I have been noticing variation in American Pipit for many years, and last month I had the opportunity to photograph a small flock. The photos here are of three randomly selected individuals in that flock, all taken within a few minutes on October 27, 2014 in Acton, MA.
The differences in color are striking: compare the color of the underparts (and contrast between flanks and back), the boldness of streaking on the breast, and the pattern on the face.
Are these three different subspecies?
According to the descriptions of accepted subspecies (e.g. in Pyle 1997) I might identify bird B, the most heavily streaked, as eastern rubescens, and bird A, paler, as western pacificus. For bird C, the most richly-colored with sparse streaks, I could at least consider the possibility of montane alticola, although that subspecies should be paler. When I’ve studied pipits in California and Texas in the past that’s just how I’ve handled the variation. The problem is that in Massachusetts, unlike western states, only rubescens is expected based on range, and any of the others should be extremely rare. I know from observations over the last few years that this range of plumage variation is typical of every flock I study, and I doubt that Massachusetts is regularly getting mixed flocks that include pipits from across the continent.
Are they different ages or sexes?

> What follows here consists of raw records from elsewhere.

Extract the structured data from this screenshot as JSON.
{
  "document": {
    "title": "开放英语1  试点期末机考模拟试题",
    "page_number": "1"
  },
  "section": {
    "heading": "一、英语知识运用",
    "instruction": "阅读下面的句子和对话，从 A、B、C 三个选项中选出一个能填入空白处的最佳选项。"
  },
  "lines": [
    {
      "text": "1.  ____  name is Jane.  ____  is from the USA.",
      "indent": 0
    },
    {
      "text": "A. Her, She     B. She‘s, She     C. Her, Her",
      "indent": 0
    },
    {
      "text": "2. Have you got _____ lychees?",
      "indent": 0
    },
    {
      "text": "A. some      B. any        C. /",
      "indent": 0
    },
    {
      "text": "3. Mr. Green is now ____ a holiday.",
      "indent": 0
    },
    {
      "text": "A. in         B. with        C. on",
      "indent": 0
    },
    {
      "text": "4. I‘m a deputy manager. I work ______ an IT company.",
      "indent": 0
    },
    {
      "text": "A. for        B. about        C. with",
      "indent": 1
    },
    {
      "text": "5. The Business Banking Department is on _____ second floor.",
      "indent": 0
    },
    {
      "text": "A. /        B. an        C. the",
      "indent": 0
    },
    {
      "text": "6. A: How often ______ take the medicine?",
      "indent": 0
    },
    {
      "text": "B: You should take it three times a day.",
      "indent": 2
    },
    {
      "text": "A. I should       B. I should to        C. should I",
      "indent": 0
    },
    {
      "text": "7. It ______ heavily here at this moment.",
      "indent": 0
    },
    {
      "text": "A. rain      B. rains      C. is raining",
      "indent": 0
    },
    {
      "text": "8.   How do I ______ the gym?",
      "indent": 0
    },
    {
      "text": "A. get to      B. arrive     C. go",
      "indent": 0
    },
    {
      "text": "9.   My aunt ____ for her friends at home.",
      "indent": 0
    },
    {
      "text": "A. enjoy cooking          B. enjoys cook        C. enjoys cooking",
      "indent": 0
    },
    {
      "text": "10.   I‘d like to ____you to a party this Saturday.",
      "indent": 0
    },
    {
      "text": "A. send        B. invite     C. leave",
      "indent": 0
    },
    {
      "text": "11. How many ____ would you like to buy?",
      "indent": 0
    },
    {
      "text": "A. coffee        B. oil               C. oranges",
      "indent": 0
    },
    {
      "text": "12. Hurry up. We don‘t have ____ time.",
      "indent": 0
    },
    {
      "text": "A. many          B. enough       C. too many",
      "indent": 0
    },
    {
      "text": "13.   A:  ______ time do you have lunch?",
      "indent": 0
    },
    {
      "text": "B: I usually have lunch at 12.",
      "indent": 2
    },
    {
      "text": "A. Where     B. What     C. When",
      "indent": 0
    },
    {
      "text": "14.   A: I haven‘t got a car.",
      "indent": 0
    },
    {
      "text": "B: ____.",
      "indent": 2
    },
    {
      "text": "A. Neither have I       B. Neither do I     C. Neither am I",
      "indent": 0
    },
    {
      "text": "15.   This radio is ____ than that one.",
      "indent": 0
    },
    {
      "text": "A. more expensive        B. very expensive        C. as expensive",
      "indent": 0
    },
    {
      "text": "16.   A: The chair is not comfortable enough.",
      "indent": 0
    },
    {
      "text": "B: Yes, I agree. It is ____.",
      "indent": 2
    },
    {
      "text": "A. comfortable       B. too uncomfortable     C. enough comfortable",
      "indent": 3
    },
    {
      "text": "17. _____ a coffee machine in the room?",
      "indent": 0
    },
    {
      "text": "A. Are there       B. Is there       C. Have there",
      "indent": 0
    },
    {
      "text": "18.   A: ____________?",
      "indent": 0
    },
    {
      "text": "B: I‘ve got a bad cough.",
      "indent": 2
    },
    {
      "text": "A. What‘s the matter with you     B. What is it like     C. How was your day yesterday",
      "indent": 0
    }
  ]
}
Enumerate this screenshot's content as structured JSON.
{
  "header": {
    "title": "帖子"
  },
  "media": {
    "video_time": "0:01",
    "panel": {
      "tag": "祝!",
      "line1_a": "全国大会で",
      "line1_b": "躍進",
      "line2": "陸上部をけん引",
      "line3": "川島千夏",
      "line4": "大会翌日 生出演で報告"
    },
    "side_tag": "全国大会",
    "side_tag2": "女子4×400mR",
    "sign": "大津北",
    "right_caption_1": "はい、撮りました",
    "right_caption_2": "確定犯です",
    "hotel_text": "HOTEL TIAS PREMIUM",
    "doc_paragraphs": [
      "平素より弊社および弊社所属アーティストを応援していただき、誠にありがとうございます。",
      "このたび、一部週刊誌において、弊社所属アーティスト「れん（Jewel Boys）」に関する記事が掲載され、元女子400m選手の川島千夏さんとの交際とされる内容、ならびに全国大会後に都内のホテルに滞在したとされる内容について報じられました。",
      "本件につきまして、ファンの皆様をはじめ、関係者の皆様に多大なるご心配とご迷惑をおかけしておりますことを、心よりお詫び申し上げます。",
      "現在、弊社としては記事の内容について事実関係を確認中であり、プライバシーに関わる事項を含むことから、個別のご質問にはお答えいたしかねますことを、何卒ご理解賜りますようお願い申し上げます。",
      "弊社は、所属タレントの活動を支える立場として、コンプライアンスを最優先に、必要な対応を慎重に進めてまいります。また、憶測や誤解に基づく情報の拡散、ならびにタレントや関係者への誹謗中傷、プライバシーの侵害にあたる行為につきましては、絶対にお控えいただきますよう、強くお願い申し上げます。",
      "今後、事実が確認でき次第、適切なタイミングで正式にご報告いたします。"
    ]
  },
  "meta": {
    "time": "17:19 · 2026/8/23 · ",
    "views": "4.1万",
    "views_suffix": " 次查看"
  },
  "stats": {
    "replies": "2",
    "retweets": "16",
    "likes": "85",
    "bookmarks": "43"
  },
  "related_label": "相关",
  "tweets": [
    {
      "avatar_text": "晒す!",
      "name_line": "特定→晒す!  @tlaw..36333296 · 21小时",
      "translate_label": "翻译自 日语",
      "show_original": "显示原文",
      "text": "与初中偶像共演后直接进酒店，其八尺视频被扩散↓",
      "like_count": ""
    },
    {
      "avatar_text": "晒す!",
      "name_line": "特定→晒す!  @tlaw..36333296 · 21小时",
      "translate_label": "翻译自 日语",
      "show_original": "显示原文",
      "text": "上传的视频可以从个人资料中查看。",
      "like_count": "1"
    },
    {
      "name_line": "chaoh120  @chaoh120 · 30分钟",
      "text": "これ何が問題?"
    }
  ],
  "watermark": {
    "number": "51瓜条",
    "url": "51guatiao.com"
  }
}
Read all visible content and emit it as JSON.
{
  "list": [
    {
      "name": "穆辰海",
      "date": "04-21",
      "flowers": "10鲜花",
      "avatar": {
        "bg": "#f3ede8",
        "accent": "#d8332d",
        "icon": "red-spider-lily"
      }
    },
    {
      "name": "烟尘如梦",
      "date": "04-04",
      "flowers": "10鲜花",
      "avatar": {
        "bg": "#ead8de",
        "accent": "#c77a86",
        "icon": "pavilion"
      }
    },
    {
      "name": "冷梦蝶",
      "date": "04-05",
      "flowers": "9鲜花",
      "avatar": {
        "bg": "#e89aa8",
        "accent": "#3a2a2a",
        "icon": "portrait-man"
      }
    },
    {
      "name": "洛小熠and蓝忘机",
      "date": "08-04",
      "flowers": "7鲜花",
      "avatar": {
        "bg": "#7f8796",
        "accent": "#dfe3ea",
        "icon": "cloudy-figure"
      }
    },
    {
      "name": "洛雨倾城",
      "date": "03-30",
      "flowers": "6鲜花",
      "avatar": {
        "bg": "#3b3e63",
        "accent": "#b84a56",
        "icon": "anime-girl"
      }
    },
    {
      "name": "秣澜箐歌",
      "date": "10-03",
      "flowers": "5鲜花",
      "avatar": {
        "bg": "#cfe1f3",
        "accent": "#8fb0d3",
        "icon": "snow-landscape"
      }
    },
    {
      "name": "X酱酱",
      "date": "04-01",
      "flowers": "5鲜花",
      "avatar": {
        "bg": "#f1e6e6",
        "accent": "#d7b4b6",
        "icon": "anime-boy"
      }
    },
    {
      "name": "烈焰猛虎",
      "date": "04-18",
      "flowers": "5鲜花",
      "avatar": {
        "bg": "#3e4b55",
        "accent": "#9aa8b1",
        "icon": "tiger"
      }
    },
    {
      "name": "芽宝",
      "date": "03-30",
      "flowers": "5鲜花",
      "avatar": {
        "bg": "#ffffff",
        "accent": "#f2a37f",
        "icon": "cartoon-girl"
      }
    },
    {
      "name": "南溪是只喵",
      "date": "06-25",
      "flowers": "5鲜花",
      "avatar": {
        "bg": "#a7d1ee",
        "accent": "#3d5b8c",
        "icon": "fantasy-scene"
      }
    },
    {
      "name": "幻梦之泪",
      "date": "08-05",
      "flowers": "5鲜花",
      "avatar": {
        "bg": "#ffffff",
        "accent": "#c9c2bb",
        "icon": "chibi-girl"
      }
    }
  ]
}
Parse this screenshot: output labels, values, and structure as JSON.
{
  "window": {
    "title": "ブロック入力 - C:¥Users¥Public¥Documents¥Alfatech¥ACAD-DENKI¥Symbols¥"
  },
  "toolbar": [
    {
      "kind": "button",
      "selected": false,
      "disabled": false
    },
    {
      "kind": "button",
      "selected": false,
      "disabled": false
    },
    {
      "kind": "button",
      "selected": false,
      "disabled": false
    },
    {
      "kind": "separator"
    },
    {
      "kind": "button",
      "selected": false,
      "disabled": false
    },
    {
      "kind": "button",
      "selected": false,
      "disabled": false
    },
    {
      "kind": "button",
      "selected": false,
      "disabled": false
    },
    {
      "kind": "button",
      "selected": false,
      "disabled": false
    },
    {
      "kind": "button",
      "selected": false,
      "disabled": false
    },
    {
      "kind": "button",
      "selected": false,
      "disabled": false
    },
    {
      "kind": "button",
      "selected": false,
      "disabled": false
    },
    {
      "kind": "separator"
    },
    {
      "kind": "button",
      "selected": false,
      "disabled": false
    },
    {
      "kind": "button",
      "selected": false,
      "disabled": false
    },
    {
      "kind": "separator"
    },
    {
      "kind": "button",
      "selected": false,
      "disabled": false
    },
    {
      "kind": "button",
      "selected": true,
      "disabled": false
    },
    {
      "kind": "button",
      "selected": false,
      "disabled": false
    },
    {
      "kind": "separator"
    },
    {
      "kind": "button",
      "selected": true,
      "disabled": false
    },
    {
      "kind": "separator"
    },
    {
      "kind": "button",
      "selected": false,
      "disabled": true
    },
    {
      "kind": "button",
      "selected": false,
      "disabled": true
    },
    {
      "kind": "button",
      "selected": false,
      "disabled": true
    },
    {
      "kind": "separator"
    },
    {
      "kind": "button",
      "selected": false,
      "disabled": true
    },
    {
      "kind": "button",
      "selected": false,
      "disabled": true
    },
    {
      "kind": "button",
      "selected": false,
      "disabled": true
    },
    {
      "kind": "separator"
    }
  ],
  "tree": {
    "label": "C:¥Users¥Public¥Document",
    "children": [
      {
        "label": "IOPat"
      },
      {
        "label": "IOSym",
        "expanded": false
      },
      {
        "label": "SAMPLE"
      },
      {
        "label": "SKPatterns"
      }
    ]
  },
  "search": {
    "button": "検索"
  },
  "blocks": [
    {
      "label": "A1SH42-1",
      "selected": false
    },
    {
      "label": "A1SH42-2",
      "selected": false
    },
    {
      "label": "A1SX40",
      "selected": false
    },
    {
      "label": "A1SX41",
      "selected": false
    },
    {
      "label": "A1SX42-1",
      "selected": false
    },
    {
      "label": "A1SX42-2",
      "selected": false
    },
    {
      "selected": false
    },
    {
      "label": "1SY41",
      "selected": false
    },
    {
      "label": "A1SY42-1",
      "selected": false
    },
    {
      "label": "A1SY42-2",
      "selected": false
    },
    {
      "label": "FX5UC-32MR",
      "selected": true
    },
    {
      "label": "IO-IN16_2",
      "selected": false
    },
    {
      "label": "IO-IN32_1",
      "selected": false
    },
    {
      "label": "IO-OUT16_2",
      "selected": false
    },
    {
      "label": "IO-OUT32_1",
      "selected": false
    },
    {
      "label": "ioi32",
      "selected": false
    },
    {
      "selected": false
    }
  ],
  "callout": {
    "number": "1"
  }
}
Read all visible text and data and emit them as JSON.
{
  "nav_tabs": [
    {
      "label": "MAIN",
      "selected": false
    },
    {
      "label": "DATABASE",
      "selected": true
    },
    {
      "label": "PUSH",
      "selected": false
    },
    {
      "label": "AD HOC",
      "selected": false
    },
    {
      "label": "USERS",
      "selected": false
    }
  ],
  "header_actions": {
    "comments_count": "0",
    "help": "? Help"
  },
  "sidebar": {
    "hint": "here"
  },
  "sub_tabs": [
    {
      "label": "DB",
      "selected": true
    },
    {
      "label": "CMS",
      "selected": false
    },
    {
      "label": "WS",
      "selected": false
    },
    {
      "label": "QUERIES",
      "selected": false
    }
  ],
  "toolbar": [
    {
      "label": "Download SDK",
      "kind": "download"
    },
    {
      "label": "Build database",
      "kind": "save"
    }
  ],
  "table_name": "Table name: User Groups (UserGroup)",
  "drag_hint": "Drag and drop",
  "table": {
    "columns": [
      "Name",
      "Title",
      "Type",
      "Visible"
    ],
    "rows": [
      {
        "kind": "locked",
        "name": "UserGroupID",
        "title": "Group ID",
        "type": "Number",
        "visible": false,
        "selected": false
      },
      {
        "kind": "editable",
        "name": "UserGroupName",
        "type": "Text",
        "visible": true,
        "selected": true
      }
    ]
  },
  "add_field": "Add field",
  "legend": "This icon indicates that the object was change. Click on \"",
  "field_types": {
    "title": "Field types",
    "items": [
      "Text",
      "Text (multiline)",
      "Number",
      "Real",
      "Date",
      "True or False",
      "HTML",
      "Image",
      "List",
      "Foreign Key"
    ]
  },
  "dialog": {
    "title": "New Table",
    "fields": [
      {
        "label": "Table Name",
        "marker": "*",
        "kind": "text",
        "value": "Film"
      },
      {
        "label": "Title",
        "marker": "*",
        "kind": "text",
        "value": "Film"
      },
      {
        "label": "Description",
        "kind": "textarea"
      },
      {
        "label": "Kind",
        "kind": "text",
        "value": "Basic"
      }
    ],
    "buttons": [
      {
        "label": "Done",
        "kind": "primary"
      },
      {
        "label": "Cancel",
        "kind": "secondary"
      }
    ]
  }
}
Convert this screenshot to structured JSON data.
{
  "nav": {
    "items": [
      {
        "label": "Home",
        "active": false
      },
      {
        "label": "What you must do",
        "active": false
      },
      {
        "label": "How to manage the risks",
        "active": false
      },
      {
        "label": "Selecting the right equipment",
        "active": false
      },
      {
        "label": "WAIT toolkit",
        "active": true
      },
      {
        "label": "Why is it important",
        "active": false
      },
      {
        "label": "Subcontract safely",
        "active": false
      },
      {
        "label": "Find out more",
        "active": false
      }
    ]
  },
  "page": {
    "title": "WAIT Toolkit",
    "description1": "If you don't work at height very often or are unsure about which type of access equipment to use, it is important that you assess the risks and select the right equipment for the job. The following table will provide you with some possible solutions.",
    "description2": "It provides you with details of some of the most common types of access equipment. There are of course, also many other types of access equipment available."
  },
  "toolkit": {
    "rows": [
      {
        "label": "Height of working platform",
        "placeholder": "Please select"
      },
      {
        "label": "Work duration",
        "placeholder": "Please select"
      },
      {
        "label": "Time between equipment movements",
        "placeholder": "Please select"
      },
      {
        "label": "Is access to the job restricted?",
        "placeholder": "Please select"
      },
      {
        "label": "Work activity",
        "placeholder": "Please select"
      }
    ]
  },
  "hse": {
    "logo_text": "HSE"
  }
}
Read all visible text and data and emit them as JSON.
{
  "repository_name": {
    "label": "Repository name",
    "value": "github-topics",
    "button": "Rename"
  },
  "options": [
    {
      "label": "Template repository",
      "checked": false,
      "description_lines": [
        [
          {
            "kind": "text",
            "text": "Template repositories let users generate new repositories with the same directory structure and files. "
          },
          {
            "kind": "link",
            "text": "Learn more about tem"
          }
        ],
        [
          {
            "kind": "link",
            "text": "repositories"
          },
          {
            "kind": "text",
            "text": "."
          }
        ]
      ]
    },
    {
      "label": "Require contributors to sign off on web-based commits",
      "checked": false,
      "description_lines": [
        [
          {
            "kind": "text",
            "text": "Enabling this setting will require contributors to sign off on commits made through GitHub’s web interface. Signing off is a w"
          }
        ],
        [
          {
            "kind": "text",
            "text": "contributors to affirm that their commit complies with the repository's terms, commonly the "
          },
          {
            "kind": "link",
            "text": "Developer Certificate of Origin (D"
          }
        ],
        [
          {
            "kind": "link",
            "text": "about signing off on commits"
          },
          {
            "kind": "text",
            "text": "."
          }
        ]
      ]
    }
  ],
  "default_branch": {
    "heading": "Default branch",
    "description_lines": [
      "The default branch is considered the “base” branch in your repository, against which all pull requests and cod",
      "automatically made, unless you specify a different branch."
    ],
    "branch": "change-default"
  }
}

Pyle (1997) mentions only molt limits and relative wear as a means of ageing, and only measurements as a means of sexing. He does suggest that females average heavier streaking than males (in breeding plumage). If that is true then it’s possible that bird B is a female and bird A is a male, but that’s just an idea that needs testing, and it doesn’t explain the differences in overall color or face pattern.
Is this just individual variation?
That’s the only answer left, and maybe it’s the right one. I resist it, though, partly because it calls the described subspecies into question, and partly because this is so much more variation than I see in other species. Think about Savannah Sparrow or Horned Lark, two other small ground-dwelling songbirds, in which tiny differences in overall color and pattern (much smaller than are shown by these three pipits) are consistent across large regions and lead to the naming of multiple subspecies.
If this is just individual variation, and American Pipit is the most variably-colored songbird on the continent, that leads to lots of other questions. And that’s what makes birding so endlessly fun and challenging.